Images excluded, reproduce each line of the records exactly as it stands.

Website and app data records:
+ + +

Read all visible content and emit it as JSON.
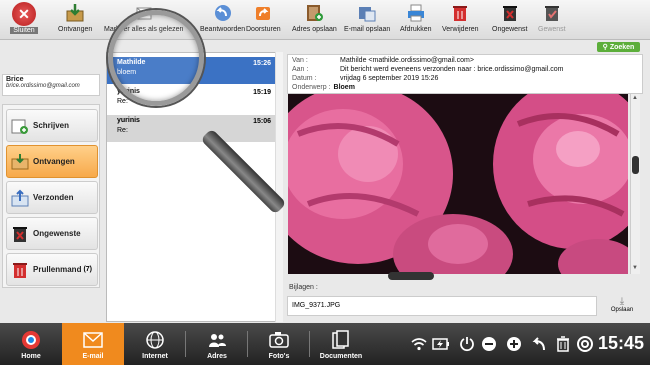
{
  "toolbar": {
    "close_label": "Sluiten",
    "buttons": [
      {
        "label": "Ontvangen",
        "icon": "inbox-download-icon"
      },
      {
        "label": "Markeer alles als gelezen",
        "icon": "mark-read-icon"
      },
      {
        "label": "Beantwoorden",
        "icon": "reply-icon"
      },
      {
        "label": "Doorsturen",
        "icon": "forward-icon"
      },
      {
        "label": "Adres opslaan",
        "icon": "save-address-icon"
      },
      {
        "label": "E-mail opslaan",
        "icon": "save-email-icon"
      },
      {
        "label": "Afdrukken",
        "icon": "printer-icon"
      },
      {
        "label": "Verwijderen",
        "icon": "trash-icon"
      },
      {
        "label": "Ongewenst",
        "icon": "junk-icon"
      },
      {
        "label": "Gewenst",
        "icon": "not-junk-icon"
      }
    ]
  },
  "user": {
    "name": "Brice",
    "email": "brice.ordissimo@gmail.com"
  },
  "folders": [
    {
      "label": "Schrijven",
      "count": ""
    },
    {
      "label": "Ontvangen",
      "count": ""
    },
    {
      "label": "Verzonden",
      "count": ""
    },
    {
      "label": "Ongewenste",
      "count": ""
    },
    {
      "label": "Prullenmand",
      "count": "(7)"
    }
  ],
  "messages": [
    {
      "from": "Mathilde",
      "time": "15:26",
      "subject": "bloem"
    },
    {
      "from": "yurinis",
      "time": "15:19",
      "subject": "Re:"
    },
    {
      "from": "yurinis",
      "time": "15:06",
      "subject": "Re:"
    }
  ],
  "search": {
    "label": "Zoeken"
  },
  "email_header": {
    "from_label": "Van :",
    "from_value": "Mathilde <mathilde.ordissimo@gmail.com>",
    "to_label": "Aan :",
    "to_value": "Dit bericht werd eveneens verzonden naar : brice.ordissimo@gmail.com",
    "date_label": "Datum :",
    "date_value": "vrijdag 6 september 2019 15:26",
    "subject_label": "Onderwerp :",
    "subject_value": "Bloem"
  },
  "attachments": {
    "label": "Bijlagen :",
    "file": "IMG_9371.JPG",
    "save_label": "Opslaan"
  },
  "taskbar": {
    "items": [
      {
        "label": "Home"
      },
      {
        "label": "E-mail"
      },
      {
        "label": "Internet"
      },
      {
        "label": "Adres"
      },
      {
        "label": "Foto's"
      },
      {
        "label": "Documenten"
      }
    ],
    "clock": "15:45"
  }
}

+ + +

*WRITTEN ANSWER*:
Read all visible content and emit it as JSON.
{
  "toolbar": {
    "close_label": "Sluiten",
    "buttons": [
      {
        "label": "Ontvangen",
        "icon": "inbox-download-icon"
      },
      {
        "label": "Markeer alles als gelezen",
        "icon": "mark-read-icon"
      },
      {
        "label": "Beantwoorden",
        "icon": "reply-icon"
      },
      {
        "label": "Doorsturen",
        "icon": "forward-icon"
      },
      {
        "label": "Adres opslaan",
        "icon": "save-address-icon"
      },
      {
        "label": "E-mail opslaan",
        "icon": "save-email-icon"
      },
      {
        "label": "Afdrukken",
        "icon": "printer-icon"
      },
      {
        "label": "Verwijderen",
        "icon": "trash-icon"
      },
      {
        "label": "Ongewenst",
        "icon": "junk-icon"
      },
      {
        "label": "Gewenst",
        "icon": "not-junk-icon"
      }
    ]
  },
  "user": {
    "name": "Brice",
    "email": "brice.ordissimo@gmail.com"
  },
  "folders": [
    {
      "label": "Schrijven",
      "count": ""
    },
    {
      "label": "Ontvangen",
      "count": ""
    },
    {
      "label": "Verzonden",
      "count": ""
    },
    {
      "label": "Ongewenste",
      "count": ""
    },
    {
      "label": "Prullenmand",
      "count": "(7)"
    }
  ],
  "messages": [
    {
      "from": "Mathilde",
      "time": "15:26",
      "subject": "bloem"
    },
    {
      "from": "yurinis",
      "time": "15:19",
      "subject": "Re:"
    },
    {
      "from": "yurinis",
      "time": "15:06",
      "subject": "Re:"
    }
  ],
  "search": {
    "label": "Zoeken"
  },
  "email_header": {
    "from_label": "Van :",
    "from_value": "Mathilde <mathilde.ordissimo@gmail.com>",
    "to_label": "Aan :",
    "to_value": "Dit bericht werd eveneens verzonden naar : brice.ordissimo@gmail.com",
    "date_label": "Datum :",
    "date_value": "vrijdag 6 september 2019 15:26",
    "subject_label": "Onderwerp :",
    "subject_value": "Bloem"
  },
  "attachments": {
    "label": "Bijlagen :",
    "file": "IMG_9371.JPG",
    "save_label": "Opslaan"
  },
  "taskbar": {
    "items": [
      {
        "label": "Home"
      },
      {
        "label": "E-mail"
      },
      {
        "label": "Internet"
      },
      {
        "label": "Adres"
      },
      {
        "label": "Foto's"
      },
      {
        "label": "Documenten"
      }
    ],
    "clock": "15:45"
  }
}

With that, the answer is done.